- to clap the hands as an expression of approval, appreciation, acclamation, etc.: They applauded wildly at the end of the opera.
- to express approval; give praise; acclaim.
- to clap the hands so as to show approval, appreciation, etc., of: to applaud an actor; to applaud a speech.
- to praise or express approval of: to applaud a person's ambition.
Origin of applaud
Examples from the Web for applaud
It seems backwards to applaud what is already necessary, what has already been clear for a long time.The Unbearable Whiteness of Protesting
Rawiya Kameir, Judnick Mayard
December 10, 2014
Far beyond his well-earned lucre, this is the reason to applaud Radcliffe the most.Daniel Radcliffe: I’m Richer Than One Direction
October 24, 2014
They were up on their feet so often to applaud the Texas senator that his speech was practically an aerobics class.Paul, Cruz Duel at ‘Values Voter’ Event
September 26, 2014
I applaud Paul Ryan and the CBC members for their willingness to engage while respectfully listening to what each had to say.Paul Ryan Opens a Door to the Congressional Black Congress
May 2, 2014
If it was The View, someone off to the side would be motioning for the audience to applaud.It’s Not Just the Vaccines.
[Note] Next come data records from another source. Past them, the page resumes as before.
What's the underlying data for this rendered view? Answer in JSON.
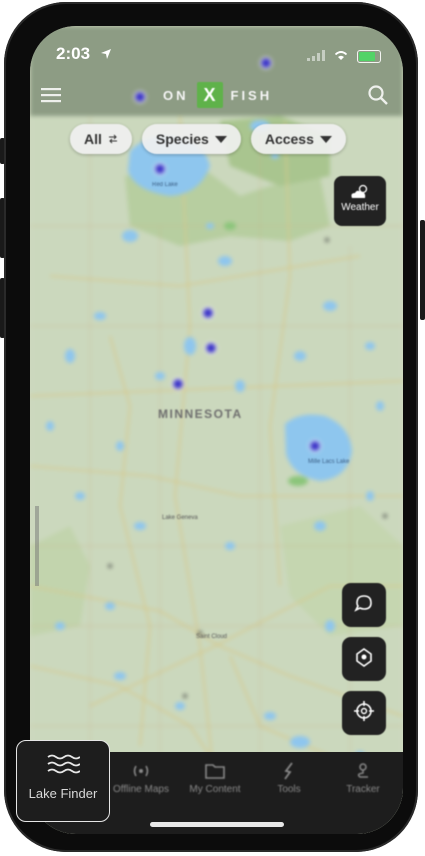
{
  "status_bar": {
    "time": "2:03",
    "battery": "100"
  },
  "header": {
    "logo_left": "ON",
    "logo_mark": "X",
    "logo_right": "FISH"
  },
  "filters": [
    {
      "label": "All"
    },
    {
      "label": "Species"
    },
    {
      "label": "Access"
    }
  ],
  "weather": {
    "label": "Weather"
  },
  "map": {
    "state_label": "MINNESOTA",
    "lake_label_1": "Red Lake",
    "lake_label_2": "Mille Lacs Lake",
    "city_label": "Saint Cloud",
    "town_label": "Lake Geneva"
  },
  "tabs": [
    {
      "label": "Lake Finder"
    },
    {
      "label": "Offline Maps"
    },
    {
      "label": "My Content"
    },
    {
      "label": "Tools"
    },
    {
      "label": "Tracker"
    }
  ],
  "colors": {
    "accent": "#5fb24a",
    "pin": "#3c35c7",
    "water": "#8ec6ee",
    "tab_bar": "#1d1d1d"
  }
}
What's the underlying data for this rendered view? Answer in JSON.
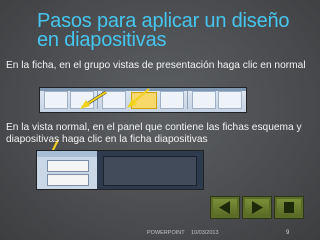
{
  "title": {
    "line1": "Pasos para aplicar un diseño",
    "line2": "en diapositivas"
  },
  "body": {
    "paragraph1": "En la ficha, en el grupo vistas de presentación haga clic en normal",
    "paragraph2": "En la vista normal, en el panel que contiene las fichas esquema y diapositivas haga clic en la ficha diapositivas"
  },
  "navigation": {
    "icons": [
      "left-triangle-icon",
      "right-triangle-icon",
      "home-square-icon"
    ]
  },
  "footer": {
    "left": "POWERPOINT",
    "date": "10/03/2013",
    "page_number": "9"
  },
  "colors": {
    "title": "#46c6ee",
    "background": "#4a4c4f",
    "arrow": "#f2d21a",
    "nav_button": "#5b6b2a"
  }
}
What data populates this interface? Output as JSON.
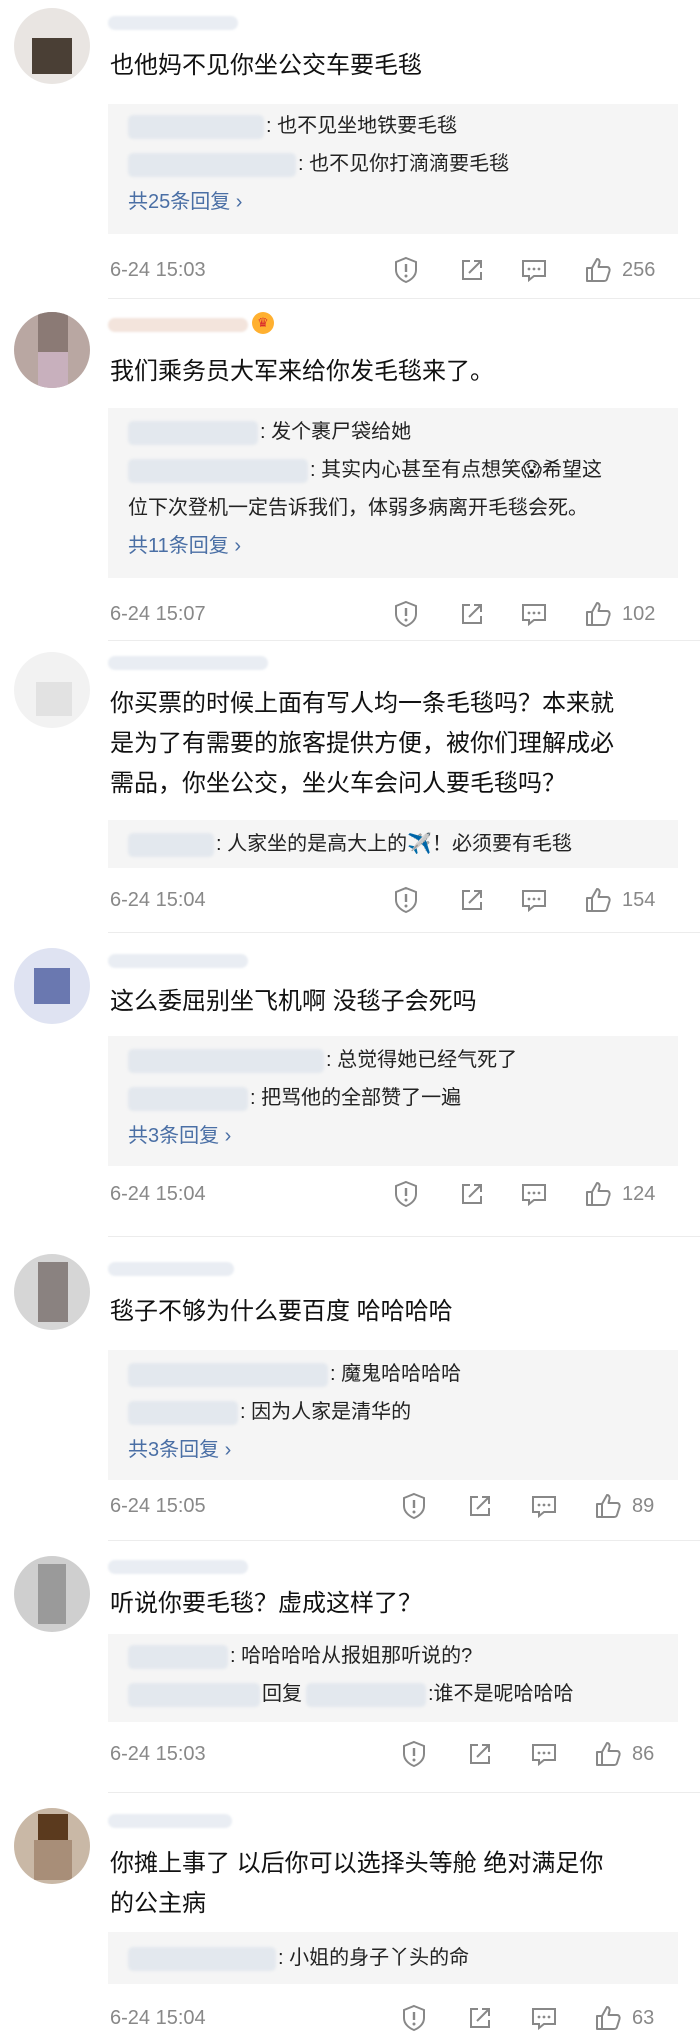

Jenny McCarthy’s New Book Offers More ‘Lessons’
April 28, 2014
But self-improvement is a dull game when there is no one to applaud your score.The Incomplete Amorist
I had an indescribable sense that I ought to applaud, as if I were a public meeting.Alarms and Discursions
G. K. Chesterton
And every body will applaud an event that every body expects.Clarissa, Volume 3 (of 9)
What are you the worse if the people hiss at you, so you applaud yourself?The Praise of Folly
When he spoke all was tranquility of attention, and every mouth was open to applaud.Imogen
- to indicate approval of (a person, performance, etc) by clapping the hands
- (usually tr) to offer or express approval or praise of (an action, person, or thing)I applaud your decision
Word Origin and History for applaud
late 15c. (implied in applauding), "to express agreement or approval; to praise," from Latin applaudere "to clap the hands in approbation, to approve by clapping hands; to strike upon, beat," from ad "to" (see ad-) + plaudere "to clap" (see plaudit). Sense of "express approval of" is from 1590s; that of "to clap the hands" is from 1590s. Figurative sense arrived in English before literal. Related: Applauded; applauding.